China Petrochemical Development raised $132 million from a zero-coupon convertible bond on Thursday to help it fund construction of a greenfield plant in the mainland’s Jiangsu province.
The deal has a five-year maturity with a three-year investor put and an issuer call after three years.
China Petrochemical’s convertible bond allows the company to raise capital at a yield of 1.75%. The securities will convert to equity at a premium of 18% over the stock’s closing price on Tuesday of NT$9.15 per share, in the middle of the guidance of 15% to 25%.
The conversion price was set at NT$10.80 per share, towards the top half of the NT$10.52 to NT$11.44 per unit range initially offered when books opened under Barclays, the sole global coordinator and bookrunner.
The convertible, described as a credit-enhanced zero-coupon on the term sheet, had the benefit of irrevocable standby letters of credit (SLBC) issued separately by Taiwan’s CTBC Bank and Taiwan Cooperative Bank. Using two banks to enhance the credit is unusual — typically issuers will use one bank. China Petrochemical elected to go with two banks to strengthen its credit, according to a source close to the deal.
“It was an SLBC-backed convertible bond by two of the larger banks in Taiwan. Both banks are pretty comparable and are A- rated [by S&P],” the source told FinanceAsia. Having the two banks enhancing the credit of the chemicals company — which is in a notoriously volatile sector — was key in securing investors during the bookbuild.
“No question it helped. It makes the credit much easier [and] led to strong participation from a broad [range of investors],” the source said. “The chemicals industry is very volatile but margins are slim [so] from a cash flow perspective it’s more challenging credit. But the Taiwanese banks know the assets well and had a much better feel for the situation on the ground. They were able to step up.”
Some 55% of the investors were hedge funds and 45% outrights. Geographically, 80% of the investors were located in Asia and the remaining 20% in Europe.
It is the fifth largest CB out of Taiwan this year. Siliconware Precision Industries raised $400 million in a CB in October, followed by Zhen Ding Technology’s $300 million CB in June, WPG Holdings’ $200 million note in June and Shin Kong Financial’s $167 million CB in July, according to Dealogic data.
The Taiwan-listed company makes chemicals such as caprolactam, the primary raw material used to make nylon fibres and resin, and acrylonitrile, used in acrylic fibre and plastics. China Petrochemical is Taiwan’s only caprolactam producer and the fifth largest in the world.

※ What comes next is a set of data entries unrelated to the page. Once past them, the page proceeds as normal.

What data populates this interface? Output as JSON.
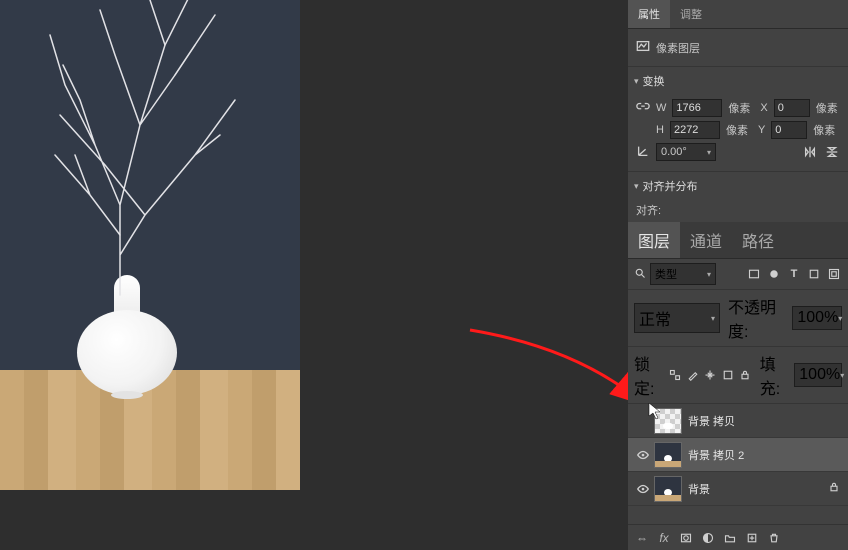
{
  "properties": {
    "tabs": [
      "属性",
      "调整"
    ],
    "active_tab": 0,
    "type_label": "像素图层",
    "transform_header": "变换",
    "w_label": "W",
    "w_value": "1766",
    "w_unit": "像素",
    "x_label": "X",
    "x_value": "0",
    "x_unit": "像素",
    "h_label": "H",
    "h_value": "2272",
    "h_unit": "像素",
    "y_label": "Y",
    "y_value": "0",
    "y_unit": "像素",
    "angle_value": "0.00°",
    "align_header": "对齐并分布",
    "align_label": "对齐:"
  },
  "layers_panel": {
    "tabs": [
      "图层",
      "通道",
      "路径"
    ],
    "active_tab": 0,
    "filter_kind": "类型",
    "blend_mode": "正常",
    "opacity_label": "不透明度:",
    "opacity_value": "100%",
    "lock_label": "锁定:",
    "fill_label": "填充:",
    "fill_value": "100%",
    "layers": [
      {
        "name": "背景 拷贝",
        "visible": false,
        "selected": false,
        "thumb": "checker",
        "locked": false
      },
      {
        "name": "背景 拷贝 2",
        "visible": true,
        "selected": true,
        "thumb": "image",
        "locked": false
      },
      {
        "name": "背景",
        "visible": true,
        "selected": false,
        "thumb": "image",
        "locked": true
      }
    ]
  }
}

China’s petrochemical industry remains unpredictable and suffers from overcapacity, which has direct effects on the company’s earnings. China Petrochemical reported a net loss of NT$981 million ($31.5 million) for the nine months of 2014. “It’s like oil and gas or any other commodity-based business. It goes through two or three years of dynamic changes and margins,” the source said. “As it stands, the products they focus on are in oversupply.”
Still, the company remains bullish longterm and will put proceeds from the CB towards a greenfield project in Jiangsu province, with construction set to begin in 2015.
“They’re expecting a lot more demand growth in China, and operating costs will be lower if they’re onshore. So part of their strategy is to get a plant operating [in the mainland],” the source said.